Place-making capitalises on a local community's assets, inspiration, and potential, with the intention of creating public spaces that promote people's health, happiness and well being.

On the 30th November 2016 a gathering of people active in creative place-making in Northern Ireland came together for a conversation in Cecil Ward Building, Belfast. These are some of the thoughts and ideas that have emerged which will inspire a wider conversation about the contribution creative cultural activity makes to the wellbeing of people in local places.

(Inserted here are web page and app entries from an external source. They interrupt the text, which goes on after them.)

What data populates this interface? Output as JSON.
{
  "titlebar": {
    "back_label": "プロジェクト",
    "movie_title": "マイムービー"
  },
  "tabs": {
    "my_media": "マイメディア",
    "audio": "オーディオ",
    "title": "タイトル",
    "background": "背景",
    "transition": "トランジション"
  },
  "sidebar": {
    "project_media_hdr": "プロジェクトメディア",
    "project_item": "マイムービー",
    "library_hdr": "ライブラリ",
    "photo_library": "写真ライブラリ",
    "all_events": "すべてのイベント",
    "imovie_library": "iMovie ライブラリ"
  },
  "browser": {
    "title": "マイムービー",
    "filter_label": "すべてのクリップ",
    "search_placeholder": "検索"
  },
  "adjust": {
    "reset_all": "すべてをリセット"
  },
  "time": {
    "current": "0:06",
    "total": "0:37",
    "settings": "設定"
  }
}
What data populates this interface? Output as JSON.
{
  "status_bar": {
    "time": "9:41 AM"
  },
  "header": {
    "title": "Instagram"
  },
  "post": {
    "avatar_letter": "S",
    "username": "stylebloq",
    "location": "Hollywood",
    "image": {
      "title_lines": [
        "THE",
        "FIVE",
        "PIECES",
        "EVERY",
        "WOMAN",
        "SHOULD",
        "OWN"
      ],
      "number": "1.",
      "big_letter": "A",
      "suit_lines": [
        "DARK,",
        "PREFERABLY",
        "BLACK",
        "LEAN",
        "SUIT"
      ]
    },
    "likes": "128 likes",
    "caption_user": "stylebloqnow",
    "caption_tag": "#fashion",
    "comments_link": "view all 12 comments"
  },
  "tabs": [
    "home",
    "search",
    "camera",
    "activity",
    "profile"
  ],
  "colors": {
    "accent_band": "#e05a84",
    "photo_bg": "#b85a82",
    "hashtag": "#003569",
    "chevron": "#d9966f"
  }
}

Place-making is a multi-faceted approach to the planning, design and management of public spaces. Place-making capitalizes on a local community's assets, inspiration, and potential, with the intention of creating public spaces that promote people's health, happiness and well being


This conversational seminar, hosted by Voluntary Arts Ireland in Belfast City Council’s Cecil Ward Building, was intended as an opportunity for participants to:

  • think together about ‘creative place-making’ [meanings, approaches, examples, ..]
  • share their experiences, ideas, insights, aspirations, ..
  • learn from and with others
  • explore innovative ways of enabling/supporting creative place-making across NI


The conversation took place in a civic and political context that includes:

  • Community Planning in Local Council areas
  • the Arts Council’s Challenge Fund
  • a growing interest in everyday creativity, as manifested, for example, in Get Creative
  • the NI 2030 ambition to grow a creative cultural economy that makes Northern Ireland a creative capital for Europe by 2030
  • publication of a UNESCO report, Culture: Urban Future, that explores the power of culture as a strategic asset for creating cities that are more inclusive, creative and sustainable
  • an emerging sense of the importance for our world of civic participation for the common good, e.g. in developments around ‘the commons’ and ‘commoning’.

Format of the session

The session was conceived as mostly conversational, with several short presentations being introduced during the conversation to inform and stimulate our thinking together about ‘creative place-making’. As often is the case, time was against us!

The presentations were:

  • Nick Livingston, Arts Council NI - on The Power of Public Art
  • Rosalind Lowry, Mid & East Antrim Council – on the Creative Citizens Programme
  • Janice Smith, Belfast City Council, with colleagues from PLACE - on City as a Gallery
  • Prof Ruth Morrow, Queen’s University Belfast – on Street Society

‘Creative place-making’ - What are we talking about?

The idea of ‘place-making’ is not a new one. Rooted in thinking and practice in the 1960s and 1970s, place-making has come to describe a collaborative community approach ..for creating and revitalizing public spaces, a process that has, it seems, grown into an international movement. Locally, there are some draft community plans that refer to ‘placemaking’.

Place-making is a powerful idea, much bigger than development or design by itself. Embodying the commons principle that the places we live, work and play belong to us all, place-making emphasizes that citizens must be involved in all aspects of shaping projects in their communities.                                                                                      

Jay Walljasper, 2015

In more recent years, the notion of creative place-making has been getting more attention. But what does this mean for us, both in principle and in practice, here in Northern Ireland? Most of our time was devoted to beginning to explore this question. Some notes from our conversation follow.

Some highlights from group conversations

Creative place-making was seen as having something to do with:

  • art and regeneration
  • people being at the centre of the process
  • questions about power positions, manipulation, politics
  • people sharing common narratives
  • creative citizens re-imagining places
  • co-designing and co-creating
  • an approach more than a product
  • connecting material/physical space with social/conceptual space
  • ethical considerations as well as creative processes
  • making places creatively and making creative places
  • cultural leadership
  • fostering ownership in common, not territorial possessiveness
  • providing a sense of meaning and local identity

Among the words and phrases occurring in the conversation were:

  • civic pride and place
  • cultural democracy
  • noticing what is there and who is active
  • civic participation
  • dialogue - asking what people are doing, and listening
  • open relationships, built on trust
  • permeable boundaries
  • opportunities for learning
  • how to evaluate creative place-making
  • capturing people's dreams
  • leaving no one behind